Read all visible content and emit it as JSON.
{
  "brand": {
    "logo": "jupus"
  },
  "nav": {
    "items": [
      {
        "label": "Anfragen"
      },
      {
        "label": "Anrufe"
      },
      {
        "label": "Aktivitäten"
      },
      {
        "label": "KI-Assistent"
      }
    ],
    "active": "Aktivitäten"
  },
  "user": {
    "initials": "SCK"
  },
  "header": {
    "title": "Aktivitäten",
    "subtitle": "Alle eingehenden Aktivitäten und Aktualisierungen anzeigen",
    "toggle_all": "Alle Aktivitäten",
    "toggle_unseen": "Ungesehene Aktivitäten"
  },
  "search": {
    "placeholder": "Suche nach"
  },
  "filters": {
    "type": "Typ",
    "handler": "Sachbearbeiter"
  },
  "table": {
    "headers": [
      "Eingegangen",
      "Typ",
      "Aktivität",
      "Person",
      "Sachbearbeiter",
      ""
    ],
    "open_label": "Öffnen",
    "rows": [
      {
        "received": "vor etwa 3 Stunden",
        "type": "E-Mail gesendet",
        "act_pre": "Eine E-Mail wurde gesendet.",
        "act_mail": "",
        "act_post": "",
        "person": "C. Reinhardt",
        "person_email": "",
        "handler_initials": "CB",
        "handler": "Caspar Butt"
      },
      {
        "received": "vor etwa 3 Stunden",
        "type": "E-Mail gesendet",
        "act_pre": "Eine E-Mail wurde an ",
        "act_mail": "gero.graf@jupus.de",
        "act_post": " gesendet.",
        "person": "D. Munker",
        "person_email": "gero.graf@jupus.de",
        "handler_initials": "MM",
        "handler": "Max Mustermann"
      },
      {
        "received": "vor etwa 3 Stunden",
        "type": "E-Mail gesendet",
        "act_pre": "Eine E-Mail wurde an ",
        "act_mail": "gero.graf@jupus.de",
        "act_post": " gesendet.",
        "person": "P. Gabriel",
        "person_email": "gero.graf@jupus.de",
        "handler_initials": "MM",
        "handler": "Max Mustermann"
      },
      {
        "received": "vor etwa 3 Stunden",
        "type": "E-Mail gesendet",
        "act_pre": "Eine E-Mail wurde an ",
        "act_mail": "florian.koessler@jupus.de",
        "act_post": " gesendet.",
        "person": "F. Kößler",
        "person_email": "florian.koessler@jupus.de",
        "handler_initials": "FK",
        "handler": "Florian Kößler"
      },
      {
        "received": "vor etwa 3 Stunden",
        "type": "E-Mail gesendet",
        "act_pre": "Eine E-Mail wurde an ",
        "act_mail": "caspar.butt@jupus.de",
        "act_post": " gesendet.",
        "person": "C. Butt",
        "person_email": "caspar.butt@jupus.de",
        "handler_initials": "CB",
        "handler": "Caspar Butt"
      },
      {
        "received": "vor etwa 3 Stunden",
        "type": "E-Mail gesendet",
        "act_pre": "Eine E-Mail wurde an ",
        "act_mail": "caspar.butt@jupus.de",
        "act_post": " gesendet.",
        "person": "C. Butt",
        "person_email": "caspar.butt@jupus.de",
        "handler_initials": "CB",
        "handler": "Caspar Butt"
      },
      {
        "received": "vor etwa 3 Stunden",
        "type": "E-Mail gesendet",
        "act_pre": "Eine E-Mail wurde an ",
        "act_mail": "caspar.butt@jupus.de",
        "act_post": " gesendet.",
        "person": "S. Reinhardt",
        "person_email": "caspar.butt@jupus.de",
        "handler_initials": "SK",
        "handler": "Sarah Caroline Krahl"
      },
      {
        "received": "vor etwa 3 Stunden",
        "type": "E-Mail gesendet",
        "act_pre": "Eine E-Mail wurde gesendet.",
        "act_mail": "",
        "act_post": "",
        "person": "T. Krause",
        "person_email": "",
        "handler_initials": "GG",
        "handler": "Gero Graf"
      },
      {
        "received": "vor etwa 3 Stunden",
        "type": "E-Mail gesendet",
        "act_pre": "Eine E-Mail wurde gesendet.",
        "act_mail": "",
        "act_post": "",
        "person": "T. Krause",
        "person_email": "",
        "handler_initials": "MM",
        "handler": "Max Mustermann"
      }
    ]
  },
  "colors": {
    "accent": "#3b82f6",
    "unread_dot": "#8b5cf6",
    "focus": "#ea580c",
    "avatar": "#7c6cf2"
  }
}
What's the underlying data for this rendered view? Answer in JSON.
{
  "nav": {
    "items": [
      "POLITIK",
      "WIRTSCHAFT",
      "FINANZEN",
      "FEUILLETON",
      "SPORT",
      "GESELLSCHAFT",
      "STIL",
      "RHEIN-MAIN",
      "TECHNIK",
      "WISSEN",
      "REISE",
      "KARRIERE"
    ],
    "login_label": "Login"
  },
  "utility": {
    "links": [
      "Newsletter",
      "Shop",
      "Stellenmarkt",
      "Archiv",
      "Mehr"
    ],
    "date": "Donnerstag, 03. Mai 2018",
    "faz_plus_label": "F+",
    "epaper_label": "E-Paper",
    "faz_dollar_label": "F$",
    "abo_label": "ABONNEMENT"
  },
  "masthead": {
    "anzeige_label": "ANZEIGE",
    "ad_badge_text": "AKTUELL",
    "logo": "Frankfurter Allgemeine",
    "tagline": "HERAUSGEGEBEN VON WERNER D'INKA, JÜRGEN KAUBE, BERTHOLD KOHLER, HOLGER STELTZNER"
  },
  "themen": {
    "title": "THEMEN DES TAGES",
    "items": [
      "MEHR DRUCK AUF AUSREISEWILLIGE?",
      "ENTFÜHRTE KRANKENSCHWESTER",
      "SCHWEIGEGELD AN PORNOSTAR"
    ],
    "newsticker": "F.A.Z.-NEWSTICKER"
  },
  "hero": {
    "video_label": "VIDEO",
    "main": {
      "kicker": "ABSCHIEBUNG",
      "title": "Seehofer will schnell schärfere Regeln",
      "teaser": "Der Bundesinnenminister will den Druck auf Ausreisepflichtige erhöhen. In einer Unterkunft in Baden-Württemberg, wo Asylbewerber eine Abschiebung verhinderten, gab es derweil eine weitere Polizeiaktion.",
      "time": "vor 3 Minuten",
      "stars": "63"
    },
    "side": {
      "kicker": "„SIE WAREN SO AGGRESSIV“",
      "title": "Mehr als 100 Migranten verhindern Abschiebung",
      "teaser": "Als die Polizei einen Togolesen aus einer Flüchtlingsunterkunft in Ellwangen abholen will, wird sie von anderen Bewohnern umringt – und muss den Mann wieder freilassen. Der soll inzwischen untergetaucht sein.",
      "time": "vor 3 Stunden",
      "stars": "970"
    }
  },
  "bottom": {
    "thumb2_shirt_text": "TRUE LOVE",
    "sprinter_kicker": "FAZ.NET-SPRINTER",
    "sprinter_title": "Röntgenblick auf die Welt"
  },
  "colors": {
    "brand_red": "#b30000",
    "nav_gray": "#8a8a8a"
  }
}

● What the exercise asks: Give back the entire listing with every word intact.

● Task solution:
Read all visible content and emit it as JSON.
{
  "brand": {
    "logo": "jupus"
  },
  "nav": {
    "items": [
      {
        "label": "Anfragen"
      },
      {
        "label": "Anrufe"
      },
      {
        "label": "Aktivitäten"
      },
      {
        "label": "KI-Assistent"
      }
    ],
    "active": "Aktivitäten"
  },
  "user": {
    "initials": "SCK"
  },
  "header": {
    "title": "Aktivitäten",
    "subtitle": "Alle eingehenden Aktivitäten und Aktualisierungen anzeigen",
    "toggle_all": "Alle Aktivitäten",
    "toggle_unseen": "Ungesehene Aktivitäten"
  },
  "search": {
    "placeholder": "Suche nach"
  },
  "filters": {
    "type": "Typ",
    "handler": "Sachbearbeiter"
  },
  "table": {
    "headers": [
      "Eingegangen",
      "Typ",
      "Aktivität",
      "Person",
      "Sachbearbeiter",
      ""
    ],
    "open_label": "Öffnen",
    "rows": [
      {
        "received": "vor etwa 3 Stunden",
        "type": "E-Mail gesendet",
        "act_pre": "Eine E-Mail wurde gesendet.",
        "act_mail": "",
        "act_post": "",
        "person": "C. Reinhardt",
        "person_email": "",
        "handler_initials": "CB",
        "handler": "Caspar Butt"
      },
      {
        "received": "vor etwa 3 Stunden",
        "type": "E-Mail gesendet",
        "act_pre": "Eine E-Mail wurde an ",
        "act_mail": "gero.graf@jupus.de",
        "act_post": " gesendet.",
        "person": "D. Munker",
        "person_email": "gero.graf@jupus.de",
        "handler_initials": "MM",
        "handler": "Max Mustermann"
      },
      {
        "received": "vor etwa 3 Stunden",
        "type": "E-Mail gesendet",
        "act_pre": "Eine E-Mail wurde an ",
        "act_mail": "gero.graf@jupus.de",
        "act_post": " gesendet.",
        "person": "P. Gabriel",
        "person_email": "gero.graf@jupus.de",
        "handler_initials": "MM",
        "handler": "Max Mustermann"
      },
      {
        "received": "vor etwa 3 Stunden",
        "type": "E-Mail gesendet",
        "act_pre": "Eine E-Mail wurde an ",
        "act_mail": "florian.koessler@jupus.de",
        "act_post": " gesendet.",
        "person": "F. Kößler",
        "person_email": "florian.koessler@jupus.de",
        "handler_initials": "FK",
        "handler": "Florian Kößler"
      },
      {
        "received": "vor etwa 3 Stunden",
        "type": "E-Mail gesendet",
        "act_pre": "Eine E-Mail wurde an ",
        "act_mail": "caspar.butt@jupus.de",
        "act_post": " gesendet.",
        "person": "C. Butt",
        "person_email": "caspar.butt@jupus.de",
        "handler_initials": "CB",
        "handler": "Caspar Butt"
      },
      {
        "received": "vor etwa 3 Stunden",
        "type": "E-Mail gesendet",
        "act_pre": "Eine E-Mail wurde an ",
        "act_mail": "caspar.butt@jupus.de",
        "act_post": " gesendet.",
        "person": "C. Butt",
        "person_email": "caspar.butt@jupus.de",
        "handler_initials": "CB",
        "handler": "Caspar Butt"
      },
      {
        "received": "vor etwa 3 Stunden",
        "type": "E-Mail gesendet",
        "act_pre": "Eine E-Mail wurde an ",
        "act_mail": "caspar.butt@jupus.de",
        "act_post": " gesendet.",
        "person": "S. Reinhardt",
        "person_email": "caspar.butt@jupus.de",
        "handler_initials": "SK",
        "handler": "Sarah Caroline Krahl"
      },
      {
        "received": "vor etwa 3 Stunden",
        "type": "E-Mail gesendet",
        "act_pre": "Eine E-Mail wurde gesendet.",
        "act_mail": "",
        "act_post": "",
        "person": "T. Krause",
        "person_email": "",
        "handler_initials": "GG",
        "handler": "Gero Graf"
      },
      {
        "received": "vor etwa 3 Stunden",
        "type": "E-Mail gesendet",
        "act_pre": "Eine E-Mail wurde gesendet.",
        "act_mail": "",
        "act_post": "",
        "person": "T. Krause",
        "person_email": "",
        "handler_initials": "MM",
        "handler": "Max Mustermann"
      }
    ]
  },
  "colors": {
    "accent": "#3b82f6",
    "unread_dot": "#8b5cf6",
    "focus": "#ea580c",
    "avatar": "#7c6cf2"
  }
}
What's the underlying data for this rendered view? Answer in JSON.
{
  "nav": {
    "items": [
      "POLITIK",
      "WIRTSCHAFT",
      "FINANZEN",
      "FEUILLETON",
      "SPORT",
      "GESELLSCHAFT",
      "STIL",
      "RHEIN-MAIN",
      "TECHNIK",
      "WISSEN",
      "REISE",
      "KARRIERE"
    ],
    "login_label": "Login"
  },
  "utility": {
    "links": [
      "Newsletter",
      "Shop",
      "Stellenmarkt",
      "Archiv",
      "Mehr"
    ],
    "date": "Donnerstag, 03. Mai 2018",
    "faz_plus_label": "F+",
    "epaper_label": "E-Paper",
    "faz_dollar_label": "F$",
    "abo_label": "ABONNEMENT"
  },
  "masthead": {
    "anzeige_label": "ANZEIGE",
    "ad_badge_text": "AKTUELL",
    "logo": "Frankfurter Allgemeine",
    "tagline": "HERAUSGEGEBEN VON WERNER D'INKA, JÜRGEN KAUBE, BERTHOLD KOHLER, HOLGER STELTZNER"
  },
  "themen": {
    "title": "THEMEN DES TAGES",
    "items": [
      "MEHR DRUCK AUF AUSREISEWILLIGE?",
      "ENTFÜHRTE KRANKENSCHWESTER",
      "SCHWEIGEGELD AN PORNOSTAR"
    ],
    "newsticker": "F.A.Z.-NEWSTICKER"
  },
  "hero": {
    "video_label": "VIDEO",
    "main": {
      "kicker": "ABSCHIEBUNG",
      "title": "Seehofer will schnell schärfere Regeln",
      "teaser": "Der Bundesinnenminister will den Druck auf Ausreisepflichtige erhöhen. In einer Unterkunft in Baden-Württemberg, wo Asylbewerber eine Abschiebung verhinderten, gab es derweil eine weitere Polizeiaktion.",
      "time": "vor 3 Minuten",
      "stars": "63"
    },
    "side": {
      "kicker": "„SIE WAREN SO AGGRESSIV“",
      "title": "Mehr als 100 Migranten verhindern Abschiebung",
      "teaser": "Als die Polizei einen Togolesen aus einer Flüchtlingsunterkunft in Ellwangen abholen will, wird sie von anderen Bewohnern umringt – und muss den Mann wieder freilassen. Der soll inzwischen untergetaucht sein.",
      "time": "vor 3 Stunden",
      "stars": "970"
    }
  },
  "bottom": {
    "thumb2_shirt_text": "TRUE LOVE",
    "sprinter_kicker": "FAZ.NET-SPRINTER",
    "sprinter_title": "Röntgenblick auf die Welt"
  },
  "colors": {
    "brand_red": "#b30000",
    "nav_gray": "#8a8a8a"
  }
}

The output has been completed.